Observing marine mammal populations continuously over the expansive ocean areas they inhabit has been challenging. Northeastern University’s Purnima Ratilal and colleagues turned to a technique called passive ocean acoustic waveguide remote sensing to map the vocalizations and spatial distributions of diverse dolphin and whale species – including blue, fin, humpback, sei, minke, sperm, pilot, and killer whales – over a 100,000-kilometer-square herring feeding ground in the Gulf of Maine. The acoustic recordings were obtained using a 160-hydrophone array that was towed by a research vessel along designated tracks north of Georges Bank from September 19 to October 6 of 2006. That coincided with the annual herring spawning period.
By instantaneously detecting, localizing, and classifying marine mammal vocalizations from multiple species, the team found that predators divide the shoal into overlapping foraging sectors – which are species-specific but with varying degrees of spatial overlap. And these sectors are maintained for at least two weeks of the herring spawning period. The vocalization rates of all the marine mammals studied here follow a 24-hour cycle, with some being more vocal at night and others during the daytime.
With so many marine mammals, mix-ups can happen – especially for the smaller toothed whales. “But our study shows that there is much higher likelihood that individuals from the same species will tend to group together,” Ratilal tells IFLScience in an email. “That could be the reason for their focused species-specific feeding areas.”
These findings add to our knowledge of the dynamics (in both time and space) of the combined foraging activities of multiple marine mammal species in the vicinity of an extensive fish prey field – which turned out to be a massive ecological hotspot. The researchers hope that their findings will improve the understanding of our impacts on marine protected species and help with the management of their ecosystems.

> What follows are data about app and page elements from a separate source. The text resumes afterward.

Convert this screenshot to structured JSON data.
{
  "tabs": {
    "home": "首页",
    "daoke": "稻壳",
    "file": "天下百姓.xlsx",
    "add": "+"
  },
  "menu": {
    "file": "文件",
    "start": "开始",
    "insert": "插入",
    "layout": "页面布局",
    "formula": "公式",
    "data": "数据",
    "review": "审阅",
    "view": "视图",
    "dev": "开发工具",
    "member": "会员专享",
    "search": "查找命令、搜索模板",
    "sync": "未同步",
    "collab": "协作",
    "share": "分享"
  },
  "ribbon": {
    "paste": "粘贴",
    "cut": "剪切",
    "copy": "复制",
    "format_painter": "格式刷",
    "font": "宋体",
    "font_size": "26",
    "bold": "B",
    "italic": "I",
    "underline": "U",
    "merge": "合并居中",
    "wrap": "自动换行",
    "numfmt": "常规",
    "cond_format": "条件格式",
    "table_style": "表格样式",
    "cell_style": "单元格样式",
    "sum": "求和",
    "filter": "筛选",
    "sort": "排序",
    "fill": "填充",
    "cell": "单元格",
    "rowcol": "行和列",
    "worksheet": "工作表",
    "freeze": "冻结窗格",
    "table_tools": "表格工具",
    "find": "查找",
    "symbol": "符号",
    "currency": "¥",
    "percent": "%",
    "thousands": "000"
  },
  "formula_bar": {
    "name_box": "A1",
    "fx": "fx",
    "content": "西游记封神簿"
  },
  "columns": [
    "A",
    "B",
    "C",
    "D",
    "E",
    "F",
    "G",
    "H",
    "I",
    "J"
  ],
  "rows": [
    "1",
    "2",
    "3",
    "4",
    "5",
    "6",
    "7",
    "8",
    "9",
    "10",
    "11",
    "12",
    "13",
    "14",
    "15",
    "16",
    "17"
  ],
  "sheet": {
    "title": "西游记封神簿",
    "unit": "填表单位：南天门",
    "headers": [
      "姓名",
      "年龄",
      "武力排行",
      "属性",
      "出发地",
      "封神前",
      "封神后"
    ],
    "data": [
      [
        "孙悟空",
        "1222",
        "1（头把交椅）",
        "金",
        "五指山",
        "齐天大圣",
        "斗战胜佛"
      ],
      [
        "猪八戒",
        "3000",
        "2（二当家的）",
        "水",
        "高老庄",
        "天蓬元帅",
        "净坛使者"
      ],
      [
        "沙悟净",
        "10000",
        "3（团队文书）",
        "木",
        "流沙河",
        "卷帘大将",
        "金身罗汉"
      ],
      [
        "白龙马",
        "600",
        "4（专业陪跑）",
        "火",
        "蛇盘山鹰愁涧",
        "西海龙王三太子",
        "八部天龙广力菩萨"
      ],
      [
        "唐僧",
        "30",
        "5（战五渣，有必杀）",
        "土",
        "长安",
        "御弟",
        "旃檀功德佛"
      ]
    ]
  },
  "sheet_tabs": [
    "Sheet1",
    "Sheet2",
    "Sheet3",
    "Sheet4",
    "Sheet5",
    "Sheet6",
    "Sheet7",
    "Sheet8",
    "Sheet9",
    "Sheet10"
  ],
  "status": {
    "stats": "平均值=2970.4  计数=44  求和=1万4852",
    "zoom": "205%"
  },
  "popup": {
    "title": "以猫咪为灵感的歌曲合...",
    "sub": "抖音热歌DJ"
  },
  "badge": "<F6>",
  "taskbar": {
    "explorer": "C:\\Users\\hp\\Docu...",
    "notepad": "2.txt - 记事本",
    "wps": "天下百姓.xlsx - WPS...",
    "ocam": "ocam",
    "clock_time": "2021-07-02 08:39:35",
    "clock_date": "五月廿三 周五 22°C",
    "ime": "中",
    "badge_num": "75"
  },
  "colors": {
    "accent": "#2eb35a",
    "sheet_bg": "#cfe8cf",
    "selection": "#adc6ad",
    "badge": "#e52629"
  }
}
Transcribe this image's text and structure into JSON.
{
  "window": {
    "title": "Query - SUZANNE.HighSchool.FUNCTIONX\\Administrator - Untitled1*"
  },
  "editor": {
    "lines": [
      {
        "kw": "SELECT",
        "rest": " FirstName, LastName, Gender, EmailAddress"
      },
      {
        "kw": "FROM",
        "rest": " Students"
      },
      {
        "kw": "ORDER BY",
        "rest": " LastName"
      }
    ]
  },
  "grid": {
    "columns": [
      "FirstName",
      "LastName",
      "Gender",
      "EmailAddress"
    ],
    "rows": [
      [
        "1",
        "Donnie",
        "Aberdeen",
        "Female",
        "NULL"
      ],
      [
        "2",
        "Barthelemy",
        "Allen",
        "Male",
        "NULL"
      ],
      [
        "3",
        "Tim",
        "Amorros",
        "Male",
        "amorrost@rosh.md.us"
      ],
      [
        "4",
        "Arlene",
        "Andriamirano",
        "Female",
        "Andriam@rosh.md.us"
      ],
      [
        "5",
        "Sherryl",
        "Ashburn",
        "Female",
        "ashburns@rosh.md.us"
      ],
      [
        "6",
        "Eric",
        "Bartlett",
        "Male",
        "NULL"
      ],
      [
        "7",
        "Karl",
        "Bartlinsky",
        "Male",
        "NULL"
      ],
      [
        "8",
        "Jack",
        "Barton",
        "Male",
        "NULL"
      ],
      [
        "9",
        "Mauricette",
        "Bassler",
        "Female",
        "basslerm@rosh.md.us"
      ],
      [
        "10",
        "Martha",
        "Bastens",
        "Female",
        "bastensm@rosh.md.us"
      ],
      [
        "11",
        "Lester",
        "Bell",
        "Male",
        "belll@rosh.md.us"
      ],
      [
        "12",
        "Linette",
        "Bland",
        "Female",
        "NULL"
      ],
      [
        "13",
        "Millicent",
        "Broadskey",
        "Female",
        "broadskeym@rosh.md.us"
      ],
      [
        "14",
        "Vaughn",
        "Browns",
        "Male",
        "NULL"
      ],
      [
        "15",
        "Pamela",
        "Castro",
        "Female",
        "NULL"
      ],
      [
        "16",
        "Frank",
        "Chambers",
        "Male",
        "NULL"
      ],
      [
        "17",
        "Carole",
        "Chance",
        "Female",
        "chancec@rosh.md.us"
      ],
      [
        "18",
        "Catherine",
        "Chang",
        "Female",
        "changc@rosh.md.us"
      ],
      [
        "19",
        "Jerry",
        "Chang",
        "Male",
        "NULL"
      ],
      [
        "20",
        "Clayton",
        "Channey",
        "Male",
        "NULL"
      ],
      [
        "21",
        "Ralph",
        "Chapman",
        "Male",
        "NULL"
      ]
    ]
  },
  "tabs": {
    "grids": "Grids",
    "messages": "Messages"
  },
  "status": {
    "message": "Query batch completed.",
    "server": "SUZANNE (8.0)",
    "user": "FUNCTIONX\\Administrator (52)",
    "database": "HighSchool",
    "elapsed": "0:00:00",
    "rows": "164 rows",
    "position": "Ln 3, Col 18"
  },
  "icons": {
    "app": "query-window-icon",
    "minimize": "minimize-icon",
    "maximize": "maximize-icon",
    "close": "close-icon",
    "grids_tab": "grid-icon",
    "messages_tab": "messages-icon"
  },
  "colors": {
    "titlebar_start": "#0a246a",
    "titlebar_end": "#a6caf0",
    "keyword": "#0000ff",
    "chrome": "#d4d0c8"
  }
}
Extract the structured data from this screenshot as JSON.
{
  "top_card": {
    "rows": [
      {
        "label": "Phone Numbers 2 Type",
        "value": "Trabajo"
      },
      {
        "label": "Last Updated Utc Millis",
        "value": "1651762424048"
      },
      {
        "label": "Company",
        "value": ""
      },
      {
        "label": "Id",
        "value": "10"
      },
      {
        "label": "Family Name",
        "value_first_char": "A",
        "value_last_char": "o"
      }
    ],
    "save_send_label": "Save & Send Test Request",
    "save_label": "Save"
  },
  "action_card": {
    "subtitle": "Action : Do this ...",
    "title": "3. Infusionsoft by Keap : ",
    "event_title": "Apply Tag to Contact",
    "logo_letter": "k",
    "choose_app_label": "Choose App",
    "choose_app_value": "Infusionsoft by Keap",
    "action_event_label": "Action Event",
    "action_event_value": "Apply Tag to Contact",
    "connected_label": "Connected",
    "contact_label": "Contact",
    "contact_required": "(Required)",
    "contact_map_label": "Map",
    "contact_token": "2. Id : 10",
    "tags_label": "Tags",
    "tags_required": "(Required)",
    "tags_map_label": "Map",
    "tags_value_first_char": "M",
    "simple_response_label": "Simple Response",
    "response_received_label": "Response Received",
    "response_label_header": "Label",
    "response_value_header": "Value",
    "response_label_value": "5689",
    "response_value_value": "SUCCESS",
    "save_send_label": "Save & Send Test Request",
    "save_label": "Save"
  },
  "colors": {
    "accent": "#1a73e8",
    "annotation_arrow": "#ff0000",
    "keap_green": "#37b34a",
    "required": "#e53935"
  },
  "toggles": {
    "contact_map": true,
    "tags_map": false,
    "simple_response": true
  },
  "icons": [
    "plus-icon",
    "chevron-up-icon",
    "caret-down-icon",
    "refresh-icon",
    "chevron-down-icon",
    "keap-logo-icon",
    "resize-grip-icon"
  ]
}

A humpback whale photographed during the Ocean Acoustic Waveguide Remote Sensing Gulf of Maine Fall 2006 Experiment. Michael T. Einhorn